*** MATERIAL FOR THIS EXERCISE ***

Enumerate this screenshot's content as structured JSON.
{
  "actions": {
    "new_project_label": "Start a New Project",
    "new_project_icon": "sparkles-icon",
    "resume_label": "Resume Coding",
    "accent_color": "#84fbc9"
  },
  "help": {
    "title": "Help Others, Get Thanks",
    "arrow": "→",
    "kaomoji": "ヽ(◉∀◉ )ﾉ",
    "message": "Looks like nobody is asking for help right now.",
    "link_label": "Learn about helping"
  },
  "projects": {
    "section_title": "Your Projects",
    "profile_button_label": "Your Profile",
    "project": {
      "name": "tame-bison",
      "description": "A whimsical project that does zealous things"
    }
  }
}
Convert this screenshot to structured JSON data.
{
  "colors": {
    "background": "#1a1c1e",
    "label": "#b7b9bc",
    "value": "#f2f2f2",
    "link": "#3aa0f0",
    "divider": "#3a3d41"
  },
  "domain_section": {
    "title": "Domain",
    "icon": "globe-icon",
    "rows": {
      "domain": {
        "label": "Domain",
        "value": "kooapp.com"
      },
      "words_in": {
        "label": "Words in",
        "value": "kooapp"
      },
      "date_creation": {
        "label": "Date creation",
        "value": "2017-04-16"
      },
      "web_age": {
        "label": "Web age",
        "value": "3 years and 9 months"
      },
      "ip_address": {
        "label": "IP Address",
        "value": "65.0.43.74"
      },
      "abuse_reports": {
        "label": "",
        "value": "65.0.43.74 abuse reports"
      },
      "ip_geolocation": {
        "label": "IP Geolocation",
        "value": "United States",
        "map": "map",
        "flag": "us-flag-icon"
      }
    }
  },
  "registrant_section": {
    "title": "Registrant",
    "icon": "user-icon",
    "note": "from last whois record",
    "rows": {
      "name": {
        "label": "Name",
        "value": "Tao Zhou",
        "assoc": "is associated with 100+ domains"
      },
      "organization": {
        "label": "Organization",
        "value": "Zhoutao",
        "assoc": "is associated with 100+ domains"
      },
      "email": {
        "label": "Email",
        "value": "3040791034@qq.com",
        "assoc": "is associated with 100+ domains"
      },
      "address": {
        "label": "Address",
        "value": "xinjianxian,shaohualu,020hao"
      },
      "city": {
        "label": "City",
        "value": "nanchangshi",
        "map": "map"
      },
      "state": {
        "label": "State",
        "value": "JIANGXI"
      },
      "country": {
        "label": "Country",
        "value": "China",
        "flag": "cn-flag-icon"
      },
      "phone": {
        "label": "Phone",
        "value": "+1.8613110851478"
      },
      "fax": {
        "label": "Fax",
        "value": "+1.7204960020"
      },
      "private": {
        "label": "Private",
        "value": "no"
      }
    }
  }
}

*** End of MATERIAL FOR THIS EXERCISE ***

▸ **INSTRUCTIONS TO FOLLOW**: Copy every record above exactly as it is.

▸ **PROBLEM SOLUTION**:
Enumerate this screenshot's content as structured JSON.
{
  "actions": {
    "new_project_label": "Start a New Project",
    "new_project_icon": "sparkles-icon",
    "resume_label": "Resume Coding",
    "accent_color": "#84fbc9"
  },
  "help": {
    "title": "Help Others, Get Thanks",
    "arrow": "→",
    "kaomoji": "ヽ(◉∀◉ )ﾉ",
    "message": "Looks like nobody is asking for help right now.",
    "link_label": "Learn about helping"
  },
  "projects": {
    "section_title": "Your Projects",
    "profile_button_label": "Your Profile",
    "project": {
      "name": "tame-bison",
      "description": "A whimsical project that does zealous things"
    }
  }
}
Convert this screenshot to structured JSON data.
{
  "colors": {
    "background": "#1a1c1e",
    "label": "#b7b9bc",
    "value": "#f2f2f2",
    "link": "#3aa0f0",
    "divider": "#3a3d41"
  },
  "domain_section": {
    "title": "Domain",
    "icon": "globe-icon",
    "rows": {
      "domain": {
        "label": "Domain",
        "value": "kooapp.com"
      },
      "words_in": {
        "label": "Words in",
        "value": "kooapp"
      },
      "date_creation": {
        "label": "Date creation",
        "value": "2017-04-16"
      },
      "web_age": {
        "label": "Web age",
        "value": "3 years and 9 months"
      },
      "ip_address": {
        "label": "IP Address",
        "value": "65.0.43.74"
      },
      "abuse_reports": {
        "label": "",
        "value": "65.0.43.74 abuse reports"
      },
      "ip_geolocation": {
        "label": "IP Geolocation",
        "value": "United States",
        "map": "map",
        "flag": "us-flag-icon"
      }
    }
  },
  "registrant_section": {
    "title": "Registrant",
    "icon": "user-icon",
    "note": "from last whois record",
    "rows": {
      "name": {
        "label": "Name",
        "value": "Tao Zhou",
        "assoc": "is associated with 100+ domains"
      },
      "organization": {
        "label": "Organization",
        "value": "Zhoutao",
        "assoc": "is associated with 100+ domains"
      },
      "email": {
        "label": "Email",
        "value": "3040791034@qq.com",
        "assoc": "is associated with 100+ domains"
      },
      "address": {
        "label": "Address",
        "value": "xinjianxian,shaohualu,020hao"
      },
      "city": {
        "label": "City",
        "value": "nanchangshi",
        "map": "map"
      },
      "state": {
        "label": "State",
        "value": "JIANGXI"
      },
      "country": {
        "label": "Country",
        "value": "China",
        "flag": "cn-flag-icon"
      },
      "phone": {
        "label": "Phone",
        "value": "+1.8613110851478"
      },
      "fax": {
        "label": "Fax",
        "value": "+1.7204960020"
      },
      "private": {
        "label": "Private",
        "value": "no"
      }
    }
  }
}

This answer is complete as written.